[Your objective] Each entry in the material below should be copied without any alteration.

[Data for analysis]
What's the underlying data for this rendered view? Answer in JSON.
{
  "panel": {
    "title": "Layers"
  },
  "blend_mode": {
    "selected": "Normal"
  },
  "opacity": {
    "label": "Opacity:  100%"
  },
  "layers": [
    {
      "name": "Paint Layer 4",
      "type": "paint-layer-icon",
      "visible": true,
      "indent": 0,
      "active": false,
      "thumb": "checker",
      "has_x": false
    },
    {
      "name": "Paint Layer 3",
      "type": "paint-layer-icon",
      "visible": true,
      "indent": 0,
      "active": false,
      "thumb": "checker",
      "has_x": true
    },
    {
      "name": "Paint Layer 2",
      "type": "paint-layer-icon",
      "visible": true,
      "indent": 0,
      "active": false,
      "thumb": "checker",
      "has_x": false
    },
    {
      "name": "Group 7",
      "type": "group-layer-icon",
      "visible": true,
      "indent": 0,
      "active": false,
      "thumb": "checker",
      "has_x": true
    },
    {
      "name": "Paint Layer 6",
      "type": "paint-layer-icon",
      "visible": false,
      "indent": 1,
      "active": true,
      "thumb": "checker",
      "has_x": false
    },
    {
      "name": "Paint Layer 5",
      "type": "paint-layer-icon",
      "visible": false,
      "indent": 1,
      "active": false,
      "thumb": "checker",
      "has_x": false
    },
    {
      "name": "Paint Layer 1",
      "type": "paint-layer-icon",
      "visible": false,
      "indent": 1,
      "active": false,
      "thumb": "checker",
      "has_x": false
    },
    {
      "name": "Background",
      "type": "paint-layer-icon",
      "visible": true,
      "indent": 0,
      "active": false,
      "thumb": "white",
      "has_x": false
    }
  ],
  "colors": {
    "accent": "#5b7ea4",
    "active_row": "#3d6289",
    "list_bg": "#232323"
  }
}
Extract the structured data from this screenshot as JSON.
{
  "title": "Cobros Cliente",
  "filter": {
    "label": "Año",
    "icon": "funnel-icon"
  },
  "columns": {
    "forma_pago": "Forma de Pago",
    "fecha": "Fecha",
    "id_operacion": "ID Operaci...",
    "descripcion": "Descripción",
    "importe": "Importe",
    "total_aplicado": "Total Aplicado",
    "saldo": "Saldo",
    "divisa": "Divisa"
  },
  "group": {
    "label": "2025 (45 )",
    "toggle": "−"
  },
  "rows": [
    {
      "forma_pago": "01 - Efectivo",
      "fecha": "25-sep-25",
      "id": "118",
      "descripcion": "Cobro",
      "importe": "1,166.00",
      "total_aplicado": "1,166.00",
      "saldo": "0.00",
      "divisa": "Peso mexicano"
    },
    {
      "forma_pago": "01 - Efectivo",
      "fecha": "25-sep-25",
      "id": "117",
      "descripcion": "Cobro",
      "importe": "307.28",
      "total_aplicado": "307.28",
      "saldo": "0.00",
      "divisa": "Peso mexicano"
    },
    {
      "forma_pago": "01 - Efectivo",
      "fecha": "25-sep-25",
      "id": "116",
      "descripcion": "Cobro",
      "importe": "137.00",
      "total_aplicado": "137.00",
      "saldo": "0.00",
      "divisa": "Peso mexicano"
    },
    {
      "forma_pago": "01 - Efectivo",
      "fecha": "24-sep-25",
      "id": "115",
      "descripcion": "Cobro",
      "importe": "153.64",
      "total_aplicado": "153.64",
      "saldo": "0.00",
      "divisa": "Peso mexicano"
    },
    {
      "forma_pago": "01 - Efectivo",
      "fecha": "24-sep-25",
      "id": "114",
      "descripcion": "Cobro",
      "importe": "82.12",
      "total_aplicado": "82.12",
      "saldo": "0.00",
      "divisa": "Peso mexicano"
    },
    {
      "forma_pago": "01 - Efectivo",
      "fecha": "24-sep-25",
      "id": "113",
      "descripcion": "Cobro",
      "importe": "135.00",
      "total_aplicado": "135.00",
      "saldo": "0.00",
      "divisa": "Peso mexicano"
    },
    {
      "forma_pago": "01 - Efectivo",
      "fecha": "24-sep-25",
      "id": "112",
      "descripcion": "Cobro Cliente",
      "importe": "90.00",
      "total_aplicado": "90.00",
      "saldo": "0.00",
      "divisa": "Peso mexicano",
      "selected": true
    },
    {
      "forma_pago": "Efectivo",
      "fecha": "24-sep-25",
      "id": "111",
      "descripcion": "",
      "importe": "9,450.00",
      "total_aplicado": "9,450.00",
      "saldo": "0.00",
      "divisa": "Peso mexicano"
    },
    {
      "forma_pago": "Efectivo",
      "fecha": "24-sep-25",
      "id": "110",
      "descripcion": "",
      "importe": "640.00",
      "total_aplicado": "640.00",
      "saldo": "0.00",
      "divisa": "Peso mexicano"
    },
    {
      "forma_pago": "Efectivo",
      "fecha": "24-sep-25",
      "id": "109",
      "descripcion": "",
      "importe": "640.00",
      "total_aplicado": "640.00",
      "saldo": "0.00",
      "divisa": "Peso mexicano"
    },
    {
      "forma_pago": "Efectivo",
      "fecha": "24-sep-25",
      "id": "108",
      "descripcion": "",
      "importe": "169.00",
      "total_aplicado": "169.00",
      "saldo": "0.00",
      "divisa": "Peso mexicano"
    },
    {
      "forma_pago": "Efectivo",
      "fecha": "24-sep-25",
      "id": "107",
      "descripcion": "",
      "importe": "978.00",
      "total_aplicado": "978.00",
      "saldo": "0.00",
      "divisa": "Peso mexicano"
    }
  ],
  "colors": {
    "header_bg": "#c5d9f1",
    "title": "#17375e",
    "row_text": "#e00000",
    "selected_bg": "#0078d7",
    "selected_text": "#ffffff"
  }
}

[Task response]
What's the underlying data for this rendered view? Answer in JSON.
{
  "panel": {
    "title": "Layers"
  },
  "blend_mode": {
    "selected": "Normal"
  },
  "opacity": {
    "label": "Opacity:  100%"
  },
  "layers": [
    {
      "name": "Paint Layer 4",
      "type": "paint-layer-icon",
      "visible": true,
      "indent": 0,
      "active": false,
      "thumb": "checker",
      "has_x": false
    },
    {
      "name": "Paint Layer 3",
      "type": "paint-layer-icon",
      "visible": true,
      "indent": 0,
      "active": false,
      "thumb": "checker",
      "has_x": true
    },
    {
      "name": "Paint Layer 2",
      "type": "paint-layer-icon",
      "visible": true,
      "indent": 0,
      "active": false,
      "thumb": "checker",
      "has_x": false
    },
    {
      "name": "Group 7",
      "type": "group-layer-icon",
      "visible": true,
      "indent": 0,
      "active": false,
      "thumb": "checker",
      "has_x": true
    },
    {
      "name": "Paint Layer 6",
      "type": "paint-layer-icon",
      "visible": false,
      "indent": 1,
      "active": true,
      "thumb": "checker",
      "has_x": false
    },
    {
      "name": "Paint Layer 5",
      "type": "paint-layer-icon",
      "visible": false,
      "indent": 1,
      "active": false,
      "thumb": "checker",
      "has_x": false
    },
    {
      "name": "Paint Layer 1",
      "type": "paint-layer-icon",
      "visible": false,
      "indent": 1,
      "active": false,
      "thumb": "checker",
      "has_x": false
    },
    {
      "name": "Background",
      "type": "paint-layer-icon",
      "visible": true,
      "indent": 0,
      "active": false,
      "thumb": "white",
      "has_x": false
    }
  ],
  "colors": {
    "accent": "#5b7ea4",
    "active_row": "#3d6289",
    "list_bg": "#232323"
  }
}
Extract the structured data from this screenshot as JSON.
{
  "title": "Cobros Cliente",
  "filter": {
    "label": "Año",
    "icon": "funnel-icon"
  },
  "columns": {
    "forma_pago": "Forma de Pago",
    "fecha": "Fecha",
    "id_operacion": "ID Operaci...",
    "descripcion": "Descripción",
    "importe": "Importe",
    "total_aplicado": "Total Aplicado",
    "saldo": "Saldo",
    "divisa": "Divisa"
  },
  "group": {
    "label": "2025 (45 )",
    "toggle": "−"
  },
  "rows": [
    {
      "forma_pago": "01 - Efectivo",
      "fecha": "25-sep-25",
      "id": "118",
      "descripcion": "Cobro",
      "importe": "1,166.00",
      "total_aplicado": "1,166.00",
      "saldo": "0.00",
      "divisa": "Peso mexicano"
    },
    {
      "forma_pago": "01 - Efectivo",
      "fecha": "25-sep-25",
      "id": "117",
      "descripcion": "Cobro",
      "importe": "307.28",
      "total_aplicado": "307.28",
      "saldo": "0.00",
      "divisa": "Peso mexicano"
    },
    {
      "forma_pago": "01 - Efectivo",
      "fecha": "25-sep-25",
      "id": "116",
      "descripcion": "Cobro",
      "importe": "137.00",
      "total_aplicado": "137.00",
      "saldo": "0.00",
      "divisa": "Peso mexicano"
    },
    {
      "forma_pago": "01 - Efectivo",
      "fecha": "24-sep-25",
      "id": "115",
      "descripcion": "Cobro",
      "importe": "153.64",
      "total_aplicado": "153.64",
      "saldo": "0.00",
      "divisa": "Peso mexicano"
    },
    {
      "forma_pago": "01 - Efectivo",
      "fecha": "24-sep-25",
      "id": "114",
      "descripcion": "Cobro",
      "importe": "82.12",
      "total_aplicado": "82.12",
      "saldo": "0.00",
      "divisa": "Peso mexicano"
    },
    {
      "forma_pago": "01 - Efectivo",
      "fecha": "24-sep-25",
      "id": "113",
      "descripcion": "Cobro",
      "importe": "135.00",
      "total_aplicado": "135.00",
      "saldo": "0.00",
      "divisa": "Peso mexicano"
    },
    {
      "forma_pago": "01 - Efectivo",
      "fecha": "24-sep-25",
      "id": "112",
      "descripcion": "Cobro Cliente",
      "importe": "90.00",
      "total_aplicado": "90.00",
      "saldo": "0.00",
      "divisa": "Peso mexicano",
      "selected": true
    },
    {
      "forma_pago": "Efectivo",
      "fecha": "24-sep-25",
      "id": "111",
      "descripcion": "",
      "importe": "9,450.00",
      "total_aplicado": "9,450.00",
      "saldo": "0.00",
      "divisa": "Peso mexicano"
    },
    {
      "forma_pago": "Efectivo",
      "fecha": "24-sep-25",
      "id": "110",
      "descripcion": "",
      "importe": "640.00",
      "total_aplicado": "640.00",
      "saldo": "0.00",
      "divisa": "Peso mexicano"
    },
    {
      "forma_pago": "Efectivo",
      "fecha": "24-sep-25",
      "id": "109",
      "descripcion": "",
      "importe": "640.00",
      "total_aplicado": "640.00",
      "saldo": "0.00",
      "divisa": "Peso mexicano"
    },
    {
      "forma_pago": "Efectivo",
      "fecha": "24-sep-25",
      "id": "108",
      "descripcion": "",
      "importe": "169.00",
      "total_aplicado": "169.00",
      "saldo": "0.00",
      "divisa": "Peso mexicano"
    },
    {
      "forma_pago": "Efectivo",
      "fecha": "24-sep-25",
      "id": "107",
      "descripcion": "",
      "importe": "978.00",
      "total_aplicado": "978.00",
      "saldo": "0.00",
      "divisa": "Peso mexicano"
    }
  ],
  "colors": {
    "header_bg": "#c5d9f1",
    "title": "#17375e",
    "row_text": "#e00000",
    "selected_bg": "#0078d7",
    "selected_text": "#ffffff"
  }
}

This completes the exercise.